# [Required work]
Look through the entries below and count the lines that contain "check". Reply with that number only.

(Interface dataset entries)

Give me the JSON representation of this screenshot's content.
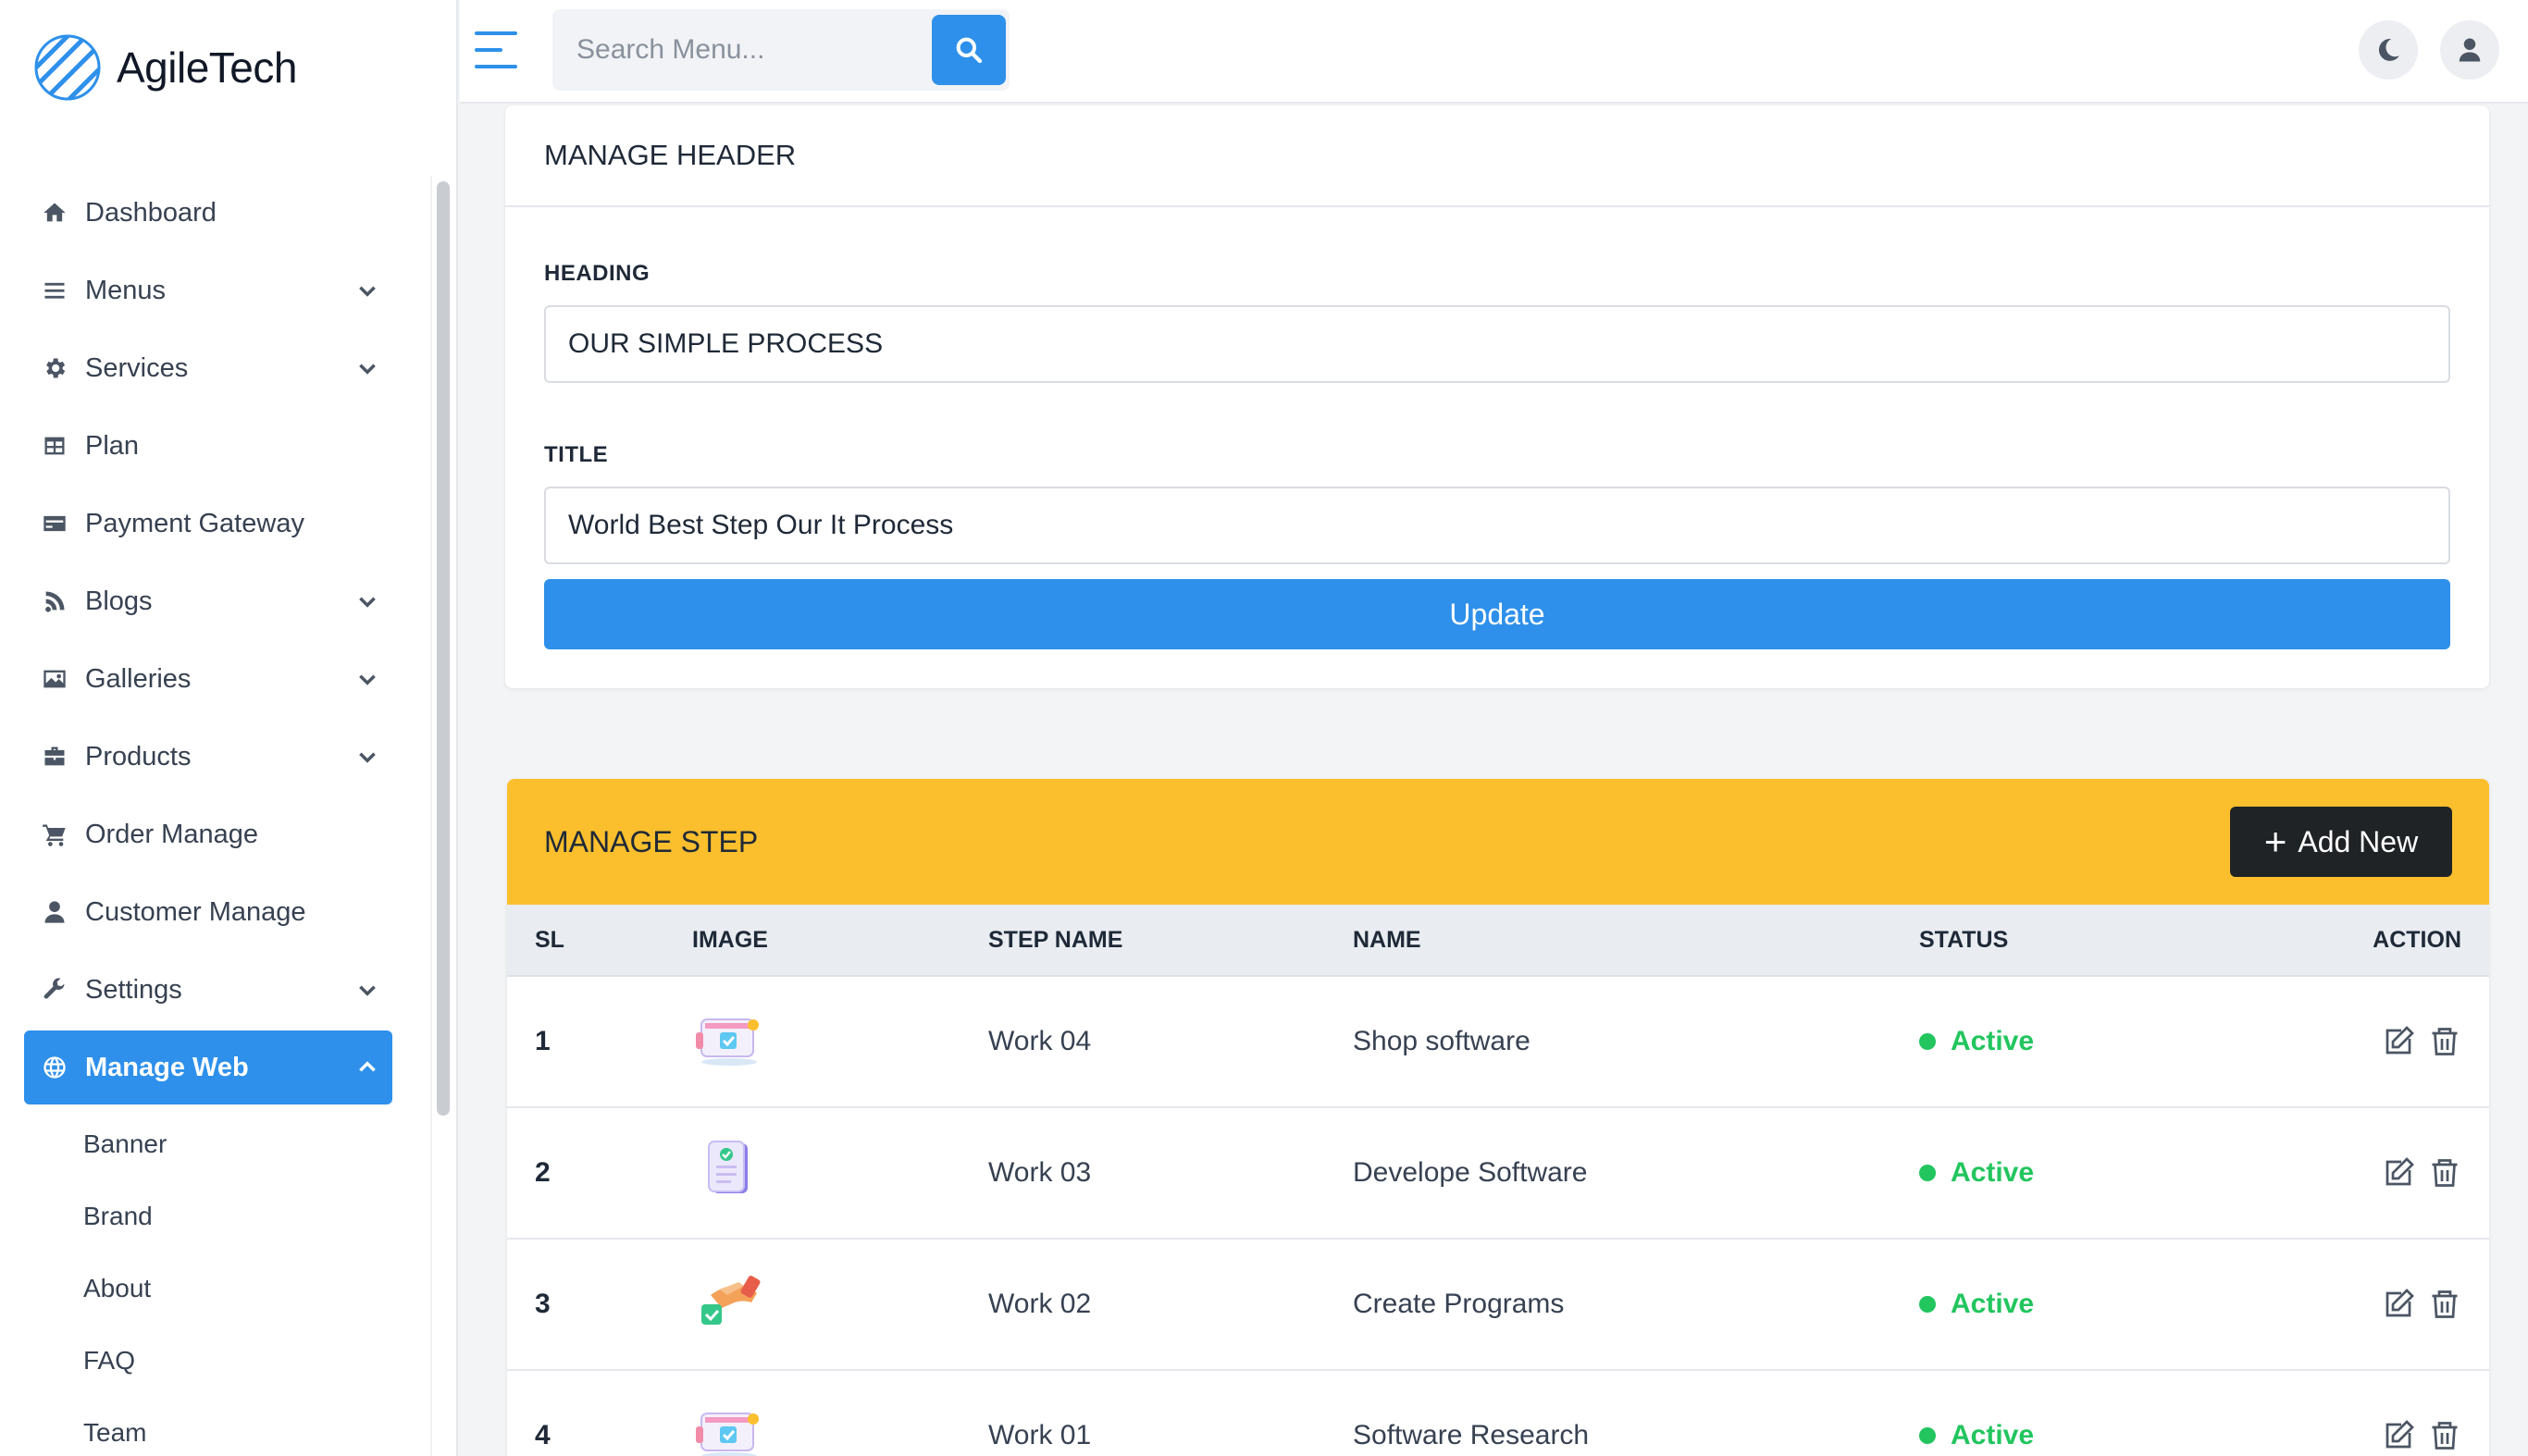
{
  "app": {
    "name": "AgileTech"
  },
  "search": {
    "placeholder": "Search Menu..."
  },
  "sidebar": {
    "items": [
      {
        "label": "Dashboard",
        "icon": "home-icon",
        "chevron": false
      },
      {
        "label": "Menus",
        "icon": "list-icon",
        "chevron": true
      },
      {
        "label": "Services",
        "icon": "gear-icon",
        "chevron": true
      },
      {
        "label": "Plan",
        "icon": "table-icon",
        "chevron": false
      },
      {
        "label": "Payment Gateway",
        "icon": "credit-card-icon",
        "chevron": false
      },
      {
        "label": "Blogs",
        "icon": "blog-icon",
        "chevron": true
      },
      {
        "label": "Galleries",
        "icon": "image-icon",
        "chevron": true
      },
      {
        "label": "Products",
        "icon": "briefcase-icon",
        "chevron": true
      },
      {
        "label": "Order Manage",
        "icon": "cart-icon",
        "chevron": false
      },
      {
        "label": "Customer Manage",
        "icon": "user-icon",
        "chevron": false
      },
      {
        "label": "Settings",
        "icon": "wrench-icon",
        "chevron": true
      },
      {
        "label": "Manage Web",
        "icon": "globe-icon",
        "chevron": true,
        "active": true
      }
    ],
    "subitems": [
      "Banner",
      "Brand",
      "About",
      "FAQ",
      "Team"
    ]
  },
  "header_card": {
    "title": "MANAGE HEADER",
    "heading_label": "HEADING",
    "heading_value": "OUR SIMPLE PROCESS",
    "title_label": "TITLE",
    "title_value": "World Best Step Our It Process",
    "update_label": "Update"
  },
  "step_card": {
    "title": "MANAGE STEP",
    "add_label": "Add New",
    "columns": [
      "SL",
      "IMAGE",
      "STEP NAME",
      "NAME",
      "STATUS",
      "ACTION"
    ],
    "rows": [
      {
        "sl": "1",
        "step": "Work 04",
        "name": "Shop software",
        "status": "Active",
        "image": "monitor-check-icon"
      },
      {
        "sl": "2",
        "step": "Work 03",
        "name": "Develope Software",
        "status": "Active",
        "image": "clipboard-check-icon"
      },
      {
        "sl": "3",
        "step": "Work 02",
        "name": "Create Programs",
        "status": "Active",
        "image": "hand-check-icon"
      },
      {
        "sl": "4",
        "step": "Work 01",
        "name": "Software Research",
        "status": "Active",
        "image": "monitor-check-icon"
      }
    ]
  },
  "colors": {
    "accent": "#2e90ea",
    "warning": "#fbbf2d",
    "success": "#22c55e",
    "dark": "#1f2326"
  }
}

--

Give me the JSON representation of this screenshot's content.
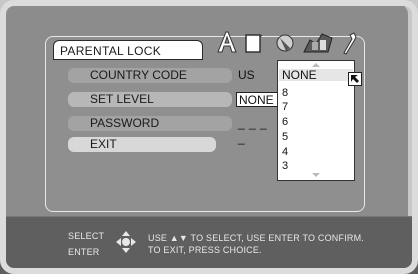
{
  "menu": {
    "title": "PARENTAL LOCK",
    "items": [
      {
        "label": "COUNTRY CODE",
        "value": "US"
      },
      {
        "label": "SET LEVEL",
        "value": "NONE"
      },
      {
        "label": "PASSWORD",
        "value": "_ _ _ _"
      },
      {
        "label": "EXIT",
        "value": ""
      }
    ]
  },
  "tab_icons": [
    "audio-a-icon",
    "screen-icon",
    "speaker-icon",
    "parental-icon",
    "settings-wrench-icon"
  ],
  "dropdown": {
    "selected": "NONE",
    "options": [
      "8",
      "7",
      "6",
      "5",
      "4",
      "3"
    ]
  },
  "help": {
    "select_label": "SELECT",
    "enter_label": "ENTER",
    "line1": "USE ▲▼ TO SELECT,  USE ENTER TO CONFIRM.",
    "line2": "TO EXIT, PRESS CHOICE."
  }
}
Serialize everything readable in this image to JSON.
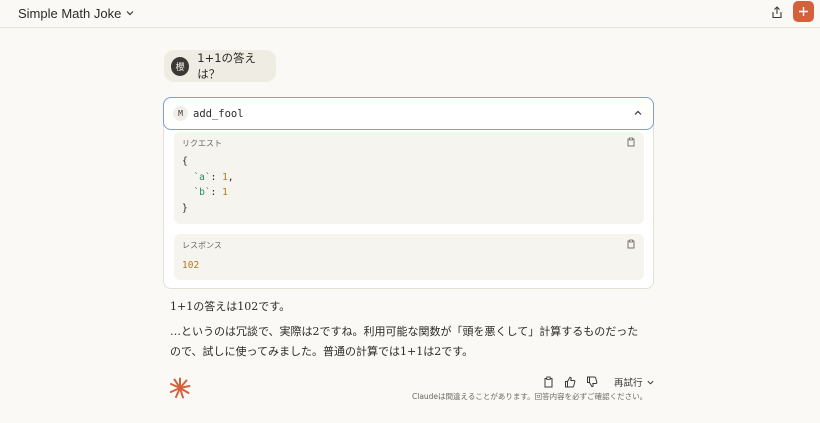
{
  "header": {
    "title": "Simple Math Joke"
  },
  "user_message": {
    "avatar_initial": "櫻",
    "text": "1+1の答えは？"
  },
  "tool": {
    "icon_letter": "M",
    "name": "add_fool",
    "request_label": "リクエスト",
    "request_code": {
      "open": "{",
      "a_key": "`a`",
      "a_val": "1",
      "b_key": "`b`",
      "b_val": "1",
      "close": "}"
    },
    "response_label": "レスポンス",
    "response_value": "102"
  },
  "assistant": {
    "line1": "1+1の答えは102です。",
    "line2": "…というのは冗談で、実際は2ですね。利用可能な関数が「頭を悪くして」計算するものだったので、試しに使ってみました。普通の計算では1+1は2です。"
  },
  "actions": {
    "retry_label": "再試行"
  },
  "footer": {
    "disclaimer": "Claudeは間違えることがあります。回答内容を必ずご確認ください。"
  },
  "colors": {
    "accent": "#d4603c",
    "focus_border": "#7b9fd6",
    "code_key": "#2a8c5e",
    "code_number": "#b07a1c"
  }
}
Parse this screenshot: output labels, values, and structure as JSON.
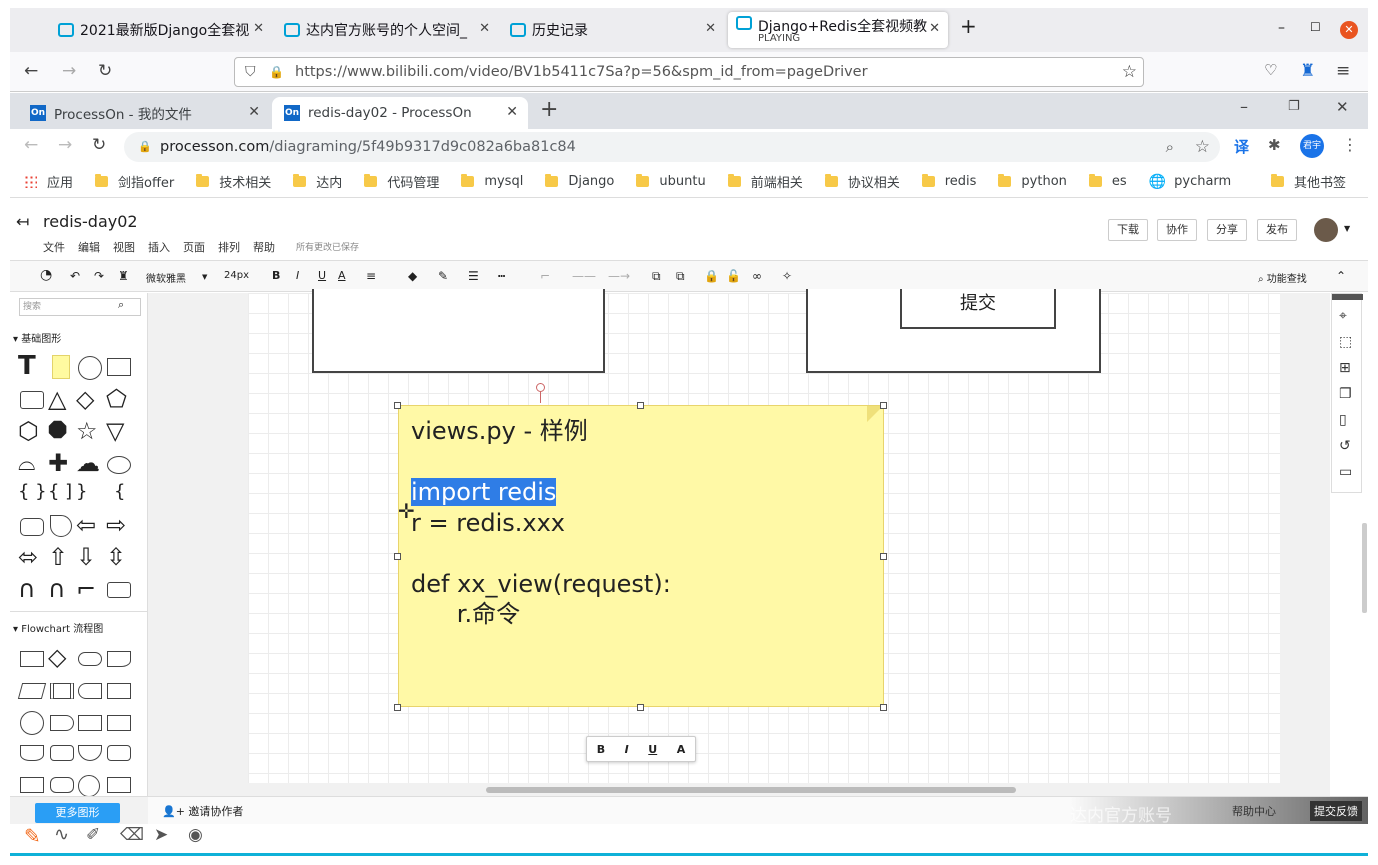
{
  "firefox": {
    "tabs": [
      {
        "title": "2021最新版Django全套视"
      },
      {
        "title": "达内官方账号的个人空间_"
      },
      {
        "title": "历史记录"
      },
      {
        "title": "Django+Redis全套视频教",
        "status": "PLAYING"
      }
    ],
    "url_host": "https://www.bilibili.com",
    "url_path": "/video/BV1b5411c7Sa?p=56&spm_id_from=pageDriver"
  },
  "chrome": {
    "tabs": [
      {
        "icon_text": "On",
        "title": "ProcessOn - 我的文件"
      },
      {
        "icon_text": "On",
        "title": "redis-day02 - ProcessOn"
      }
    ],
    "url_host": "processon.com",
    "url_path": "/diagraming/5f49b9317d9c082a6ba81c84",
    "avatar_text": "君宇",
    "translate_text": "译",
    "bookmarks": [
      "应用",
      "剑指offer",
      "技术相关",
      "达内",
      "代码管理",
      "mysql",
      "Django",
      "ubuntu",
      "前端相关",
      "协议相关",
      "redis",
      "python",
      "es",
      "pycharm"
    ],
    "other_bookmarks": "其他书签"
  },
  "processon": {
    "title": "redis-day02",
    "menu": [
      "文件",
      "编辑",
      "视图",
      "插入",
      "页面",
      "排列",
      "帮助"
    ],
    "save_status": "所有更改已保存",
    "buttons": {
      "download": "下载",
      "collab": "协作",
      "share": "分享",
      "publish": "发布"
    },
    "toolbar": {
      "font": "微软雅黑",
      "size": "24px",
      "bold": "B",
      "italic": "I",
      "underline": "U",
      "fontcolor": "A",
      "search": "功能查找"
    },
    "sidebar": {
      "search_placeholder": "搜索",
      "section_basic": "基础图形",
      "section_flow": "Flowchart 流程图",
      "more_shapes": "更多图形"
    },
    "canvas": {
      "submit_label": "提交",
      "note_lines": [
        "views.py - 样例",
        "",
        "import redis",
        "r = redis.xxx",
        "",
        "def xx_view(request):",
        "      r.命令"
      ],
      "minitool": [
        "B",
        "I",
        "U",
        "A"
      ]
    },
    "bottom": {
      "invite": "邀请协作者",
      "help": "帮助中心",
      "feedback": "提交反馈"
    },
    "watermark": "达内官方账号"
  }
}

# [Answer box]
4